That April in Wigtown, Margaret MacLachlan, aged seventy, and Margaret Wilson, aged eighteen, were sentenced to drown. They were tied to stakes at low tide in the Solway Firth by the mouth of the Blednoch Burn which fills from the sea when the tide comes in. After watching Margaret MacLachlan drown, the younger Margaret was heard singing the metrical Psalm 25.
That December, John Nisbet stood on the gallows in Edinburgh Grassmarket and preached to his audience from Romans 8, prayed before them, and then sang the first six verses of Psalm 34. He then died for his Lord.
After 23 years of wandering mountains and moors as a fugitive, Alexander Peden, one of the great preachers of the Covenant, eluded the hangman and died in his bed in 1868. James Renwick was the last covenanter to be publicly executed. An anonymous biographer wrote, “His martyrdom was at the Grassmarket of Edinburgh on 17 February 1688. He was then twenty-six years old. He was lovely and pleasant in his life, and he obtained such a good report at his death as will make his memory sweet and savoury to the generations of the righteous while sun and moon endure.”
In 1689, William III of Orange landed in England, heralding religious freedom for the Scottish kirk.
Two great issues concerned the Covenanters. First, was the earthly sovereign head of the Church, or was Jesus Christ? The Covenanters saw that the Church of England had openly divested the Son of God of His headship. A small thing? Men suffered the thumbscrew, iron boot, and chopping block over these words.

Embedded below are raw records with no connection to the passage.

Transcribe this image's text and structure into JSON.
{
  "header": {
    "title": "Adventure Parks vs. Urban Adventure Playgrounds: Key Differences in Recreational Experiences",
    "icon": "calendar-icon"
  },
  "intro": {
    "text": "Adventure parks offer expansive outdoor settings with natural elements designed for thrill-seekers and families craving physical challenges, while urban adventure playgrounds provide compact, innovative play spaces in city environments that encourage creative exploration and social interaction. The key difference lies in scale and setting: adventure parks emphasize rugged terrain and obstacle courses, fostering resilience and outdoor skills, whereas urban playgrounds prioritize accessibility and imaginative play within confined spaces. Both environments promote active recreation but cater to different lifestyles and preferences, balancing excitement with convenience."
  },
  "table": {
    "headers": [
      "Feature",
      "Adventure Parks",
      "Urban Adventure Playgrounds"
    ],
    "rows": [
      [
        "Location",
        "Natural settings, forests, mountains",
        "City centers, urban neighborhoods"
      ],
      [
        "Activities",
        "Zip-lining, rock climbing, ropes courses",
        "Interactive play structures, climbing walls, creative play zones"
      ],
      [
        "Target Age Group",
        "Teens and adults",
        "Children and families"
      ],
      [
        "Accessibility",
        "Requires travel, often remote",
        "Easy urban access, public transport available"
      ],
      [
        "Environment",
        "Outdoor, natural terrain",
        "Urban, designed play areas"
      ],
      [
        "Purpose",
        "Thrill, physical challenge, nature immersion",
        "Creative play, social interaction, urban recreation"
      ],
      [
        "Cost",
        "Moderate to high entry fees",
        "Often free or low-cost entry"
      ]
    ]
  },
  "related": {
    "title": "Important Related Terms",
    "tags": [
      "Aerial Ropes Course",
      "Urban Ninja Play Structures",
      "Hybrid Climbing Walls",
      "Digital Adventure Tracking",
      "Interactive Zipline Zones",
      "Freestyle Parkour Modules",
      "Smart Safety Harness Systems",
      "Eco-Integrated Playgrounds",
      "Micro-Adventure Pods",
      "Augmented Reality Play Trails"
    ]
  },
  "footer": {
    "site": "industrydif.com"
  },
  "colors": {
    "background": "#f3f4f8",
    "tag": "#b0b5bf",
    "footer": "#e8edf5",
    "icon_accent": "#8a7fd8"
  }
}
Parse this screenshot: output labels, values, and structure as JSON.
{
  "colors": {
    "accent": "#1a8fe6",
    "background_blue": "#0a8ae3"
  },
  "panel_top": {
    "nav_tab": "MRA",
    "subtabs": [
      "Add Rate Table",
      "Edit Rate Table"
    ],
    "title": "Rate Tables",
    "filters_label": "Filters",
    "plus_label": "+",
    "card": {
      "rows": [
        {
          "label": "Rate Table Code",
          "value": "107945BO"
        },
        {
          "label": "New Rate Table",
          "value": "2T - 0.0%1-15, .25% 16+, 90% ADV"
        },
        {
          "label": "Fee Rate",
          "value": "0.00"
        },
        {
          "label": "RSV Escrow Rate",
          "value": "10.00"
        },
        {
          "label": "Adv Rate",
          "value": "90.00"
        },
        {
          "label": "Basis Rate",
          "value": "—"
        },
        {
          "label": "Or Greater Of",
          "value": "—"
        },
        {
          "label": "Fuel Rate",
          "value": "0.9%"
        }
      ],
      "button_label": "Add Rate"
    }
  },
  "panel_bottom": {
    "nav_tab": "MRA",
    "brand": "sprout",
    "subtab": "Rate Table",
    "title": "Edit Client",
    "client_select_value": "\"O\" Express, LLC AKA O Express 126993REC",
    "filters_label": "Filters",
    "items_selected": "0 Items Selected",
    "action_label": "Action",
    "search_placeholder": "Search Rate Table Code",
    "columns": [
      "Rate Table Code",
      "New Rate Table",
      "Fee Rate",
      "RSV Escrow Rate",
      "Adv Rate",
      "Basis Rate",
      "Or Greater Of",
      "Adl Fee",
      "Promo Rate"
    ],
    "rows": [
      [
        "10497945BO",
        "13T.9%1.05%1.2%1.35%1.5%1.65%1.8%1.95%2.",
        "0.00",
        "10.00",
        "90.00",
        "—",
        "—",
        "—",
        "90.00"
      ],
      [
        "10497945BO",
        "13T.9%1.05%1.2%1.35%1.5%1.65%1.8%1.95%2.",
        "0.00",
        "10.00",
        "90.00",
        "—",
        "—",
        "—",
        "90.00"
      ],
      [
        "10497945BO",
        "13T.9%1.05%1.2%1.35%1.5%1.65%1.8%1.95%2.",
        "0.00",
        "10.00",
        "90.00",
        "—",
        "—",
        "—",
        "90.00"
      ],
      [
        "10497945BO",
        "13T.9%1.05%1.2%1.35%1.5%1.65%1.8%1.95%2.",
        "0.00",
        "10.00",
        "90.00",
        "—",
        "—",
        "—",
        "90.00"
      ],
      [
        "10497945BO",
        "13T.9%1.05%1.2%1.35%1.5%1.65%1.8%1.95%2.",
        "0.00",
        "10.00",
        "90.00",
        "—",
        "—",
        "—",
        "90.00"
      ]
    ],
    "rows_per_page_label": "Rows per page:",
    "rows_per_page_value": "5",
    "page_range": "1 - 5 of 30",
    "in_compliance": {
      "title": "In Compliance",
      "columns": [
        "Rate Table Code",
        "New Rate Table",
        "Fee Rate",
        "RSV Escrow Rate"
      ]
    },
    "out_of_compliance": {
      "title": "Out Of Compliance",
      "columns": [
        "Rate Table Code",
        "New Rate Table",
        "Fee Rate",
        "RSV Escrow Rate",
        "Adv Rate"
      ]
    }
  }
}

Second, they would not submit to using the Church of England’s prayer book when they detected the scent of papal doctrines in it. Some Covenanters felt justified in bearing arms in that grim day, but not all. What carnal weapons could not do, the spiritual weapons of prayer and the Word did, to the pulling down of strongholds. We honor these sturdy saints who maintained their profession in the face of such persecutions. In that small land, 672 Scots Covenanters suffered martyrdom. Thousands more were tortured, imprisoned, and banished.
They lived unknown
Till persecution dragged them into fame,
And chased them up to heaven.
Material for this article taken from:
Gilfillan, George, Martyrs and Heroes of the Scottish Covenant, 1852
Howie, John, The Scots Worthies, 1848
M’Gavin, William, The Dying Testimonies of Scots Worthies
Purves, Jock, Fair Sunshine, 1968
Smellie, Alexander, Men of the Covenant, 1911
Walker, Patrick, Six Saints of the Covenants, 2 vols., 1724-32